At the end of September the New Mexico Museum of Natural History & Science opened the new touring exhibit “The Art of Warner Bros. Cartoons.” The short-lived exhibit closes on Jan. 2, leaving locals just a few weeks to check it out before it leaves town. This Saturday, Dec. 18, from 10am to 2pm, the museum hosts a special event, celebrating the exhibit and offering some additional animated events for patrons.

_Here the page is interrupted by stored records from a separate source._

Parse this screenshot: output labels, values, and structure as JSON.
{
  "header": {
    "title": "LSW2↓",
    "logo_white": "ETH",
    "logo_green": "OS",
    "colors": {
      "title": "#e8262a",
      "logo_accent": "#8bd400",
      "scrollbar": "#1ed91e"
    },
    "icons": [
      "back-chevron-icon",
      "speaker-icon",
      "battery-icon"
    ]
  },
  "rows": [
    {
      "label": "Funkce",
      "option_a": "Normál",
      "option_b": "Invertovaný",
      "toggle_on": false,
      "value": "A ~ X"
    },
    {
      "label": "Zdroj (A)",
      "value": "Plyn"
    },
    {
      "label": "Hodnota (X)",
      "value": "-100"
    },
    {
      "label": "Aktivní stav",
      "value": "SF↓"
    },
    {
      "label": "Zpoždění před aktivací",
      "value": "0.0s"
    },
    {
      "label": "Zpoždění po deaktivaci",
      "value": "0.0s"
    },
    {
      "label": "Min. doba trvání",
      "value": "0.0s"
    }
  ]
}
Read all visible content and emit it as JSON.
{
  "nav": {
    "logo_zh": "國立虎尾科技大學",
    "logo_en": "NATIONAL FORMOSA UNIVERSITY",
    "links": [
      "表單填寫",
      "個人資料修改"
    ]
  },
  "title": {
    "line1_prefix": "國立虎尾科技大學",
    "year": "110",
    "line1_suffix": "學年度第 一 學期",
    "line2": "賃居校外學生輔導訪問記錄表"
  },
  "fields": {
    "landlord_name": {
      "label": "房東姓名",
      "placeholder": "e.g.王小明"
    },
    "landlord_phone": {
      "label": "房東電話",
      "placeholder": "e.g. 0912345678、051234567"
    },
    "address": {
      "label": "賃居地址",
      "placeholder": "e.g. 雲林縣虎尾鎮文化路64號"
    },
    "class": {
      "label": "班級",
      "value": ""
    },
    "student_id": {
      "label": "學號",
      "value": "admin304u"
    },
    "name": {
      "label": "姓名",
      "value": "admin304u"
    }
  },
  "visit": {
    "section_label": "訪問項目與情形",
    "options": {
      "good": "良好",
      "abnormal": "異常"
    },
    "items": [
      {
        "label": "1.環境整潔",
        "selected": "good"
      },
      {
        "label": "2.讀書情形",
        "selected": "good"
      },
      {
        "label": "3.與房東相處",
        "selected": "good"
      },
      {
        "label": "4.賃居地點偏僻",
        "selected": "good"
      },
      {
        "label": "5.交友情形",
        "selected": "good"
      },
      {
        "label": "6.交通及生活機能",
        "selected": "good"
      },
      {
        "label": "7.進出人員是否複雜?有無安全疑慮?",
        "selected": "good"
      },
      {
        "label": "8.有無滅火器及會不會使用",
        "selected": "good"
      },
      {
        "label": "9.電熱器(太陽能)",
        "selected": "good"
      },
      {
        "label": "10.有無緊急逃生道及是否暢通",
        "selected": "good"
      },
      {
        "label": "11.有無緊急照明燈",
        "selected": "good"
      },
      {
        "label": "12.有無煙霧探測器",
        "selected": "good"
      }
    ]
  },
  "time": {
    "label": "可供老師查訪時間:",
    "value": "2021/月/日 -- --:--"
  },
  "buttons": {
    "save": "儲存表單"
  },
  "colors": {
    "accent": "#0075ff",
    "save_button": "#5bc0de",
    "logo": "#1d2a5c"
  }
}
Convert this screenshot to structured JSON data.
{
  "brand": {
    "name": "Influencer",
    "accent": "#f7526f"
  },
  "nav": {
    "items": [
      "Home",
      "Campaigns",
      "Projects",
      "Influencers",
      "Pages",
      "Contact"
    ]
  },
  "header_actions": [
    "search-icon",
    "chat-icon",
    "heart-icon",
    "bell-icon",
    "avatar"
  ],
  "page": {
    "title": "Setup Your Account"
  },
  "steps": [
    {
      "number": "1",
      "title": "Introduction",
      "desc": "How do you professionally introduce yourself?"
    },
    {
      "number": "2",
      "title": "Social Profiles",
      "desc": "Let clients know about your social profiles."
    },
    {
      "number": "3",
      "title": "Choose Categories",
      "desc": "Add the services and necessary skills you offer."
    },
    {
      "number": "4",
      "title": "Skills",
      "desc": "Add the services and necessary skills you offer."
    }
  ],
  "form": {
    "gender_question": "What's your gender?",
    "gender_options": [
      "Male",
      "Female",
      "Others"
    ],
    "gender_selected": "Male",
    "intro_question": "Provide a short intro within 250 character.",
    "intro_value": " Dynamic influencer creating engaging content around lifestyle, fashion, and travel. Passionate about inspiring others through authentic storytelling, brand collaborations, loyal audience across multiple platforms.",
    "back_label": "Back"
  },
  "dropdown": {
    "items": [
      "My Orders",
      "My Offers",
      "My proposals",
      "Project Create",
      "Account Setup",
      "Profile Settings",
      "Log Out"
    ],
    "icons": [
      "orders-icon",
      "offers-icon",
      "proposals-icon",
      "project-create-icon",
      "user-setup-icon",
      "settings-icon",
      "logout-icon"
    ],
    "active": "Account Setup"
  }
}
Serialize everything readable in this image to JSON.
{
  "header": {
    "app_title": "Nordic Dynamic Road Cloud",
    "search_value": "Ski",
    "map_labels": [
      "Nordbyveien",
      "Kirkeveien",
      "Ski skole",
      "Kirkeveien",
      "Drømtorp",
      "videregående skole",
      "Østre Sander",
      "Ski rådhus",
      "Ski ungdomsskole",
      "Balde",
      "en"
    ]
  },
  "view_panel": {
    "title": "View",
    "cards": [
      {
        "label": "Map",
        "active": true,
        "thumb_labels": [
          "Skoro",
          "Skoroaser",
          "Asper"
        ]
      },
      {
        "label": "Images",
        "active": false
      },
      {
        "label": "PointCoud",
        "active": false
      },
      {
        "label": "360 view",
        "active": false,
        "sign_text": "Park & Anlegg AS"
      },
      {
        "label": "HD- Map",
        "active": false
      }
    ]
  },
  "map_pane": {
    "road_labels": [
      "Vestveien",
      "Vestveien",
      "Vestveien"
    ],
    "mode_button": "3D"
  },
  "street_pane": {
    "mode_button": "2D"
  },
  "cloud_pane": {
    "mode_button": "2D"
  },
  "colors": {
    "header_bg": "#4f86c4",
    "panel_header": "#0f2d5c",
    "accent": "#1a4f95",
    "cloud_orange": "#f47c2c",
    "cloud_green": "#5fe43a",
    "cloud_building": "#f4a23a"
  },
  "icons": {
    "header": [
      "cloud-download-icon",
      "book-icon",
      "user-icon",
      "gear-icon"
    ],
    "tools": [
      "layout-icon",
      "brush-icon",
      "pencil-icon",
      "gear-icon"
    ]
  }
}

The exhibit itself shines a spotlight on the art and history of Warner Bros.’ Looney Tunes shorts. It’s not a particularly interactive exhibit, more of a traditional “words and pictures on the wall” kind of thing, but it does feature a wealth of pop cultural history and artifacts. Cartoon fans will be happy to get glimpses of their favorite characters, including Porky Pig, Daffy Duck, Bugs Bunny, Pepé Le Pew and Sylvester & Tweety. While the classic cartoons may not seem to have a lot in common with natural history, the museum has done a lot to lend the exhibit a scientific angle, asking how cartoon animals compare to local wildlife and how cartoon physics measure up to the real thing.
Bugs Bunny famously said, on more than one occasion, that he “should have taken the left turn at Albuquerque.” But that’s not New Mexico’s only connection to Looney Tunes. Amid the display of model sheets, artist sketches, animation cels and background paintings from the ’30s, ’40s and ’50s, the museum has inserted a number of the animators’ real-world inspirations.
“The Looney Tunes cartoons are set in the American Southwest and were the first introduction many had to its landscape and animals,” says museum educator Misty Carty. “We’ve had fun comparing the imagery in the cartoons with real life, including adding real New Mexican animal displays to the exhibit. The public can see the size and coloring of a real coyote and roadrunners next to the original artwork of Wile E. Coyote and Road Runner. And we have mice, a skunk and a duck to compare to Speedy Gonzalez, Pepé Le Pew and Daffy Duck.” So, alongside images of Looney Tunes’ famed antagonists Coyote and Road Runner, you’ll find an actual coyote and roadrunner (albeit of the stuffed and mounted variety). Fans of the Coyote’s favorite traps (ordered direct from ACME Corp.) will be amused to spot a real TNT plunger, used historically in many of New Mexico’s mines. There’s even a display of Albuquerque Balloon Fiesta posters.
“The imagery of Wile E. Coyote, Road Runner and Bugs Bunny have been featured on Balloon Fiesta posters,” notes Carty. “We have on loan the original Balloon Fiesta posters from the first gathering in 1972; the Wile E. Coyote poster was signed by all of the pilots that year. And we also have the current series of posters on display featuring the Looney Tunes characters that will culminate next year for the 50th anniversary of Balloon Fiesta.”
On Dec. 18 the museum starts out the day with a screening of some favorite Looney Tunes cartoons in the Versus Research Dynatheater starting at 10am. Among the animated shorts will be 1949’s “Fast and Furry-ous,” the first Coyote and Road Runner cartoon, and the 1953 Daffy Duck flight of fancy “Duck Dodgers in the 24½th Century.” That sci-fi comedy is particularly apt, since the Museum of Natural History has a close association with the planet Mars, having provided analysis before, during and after the Mars 2020 Perseverance Rover mission. Dr. Larry Crumpler, a volcanology and space sciences researcher at NMMNHS, was named to the mission team following his ground-breaking work with the Mars Exploration Rover in 2003 to 2018. (The museum also has a new exhibit on Mars opening up in its Space Sciences wing, so be sure to stop by and check that out as well.) The cartoon screenings are followed by a Science Story Time and a selection of fun activities from participants from around the state, including the Energetic Materials Research and Testing Center from New Mexico Tech in Socorro, New Mexico Department of Fish & Game, St. John’s College from Santa Fe and the ABQ BioPark.
“Most people are drawn in by the fun aspect of the exhibit, the nostalgia they feel when they see the characters, and the exhibit’s uniqueness,” says Carty. “It’s unexpected to see a Looney Tunes exhibit in a natural history museum. Our twist of connecting the art to the nature of New Mexico has been a fun and memorable educational experience for everyone.”
Admission to the Art of Warner Bros. exhibit and the Looney Tunes screening on Saturday, Dec. 18 is free with regular museum admission. General admission (18 to 59 years of age) is $8. Seniors (60+) and teens (13 to 17) are $7. Children 3 to 12 are $5. To reserve tickets in advance, go to my.nmculture.org/events/123,680.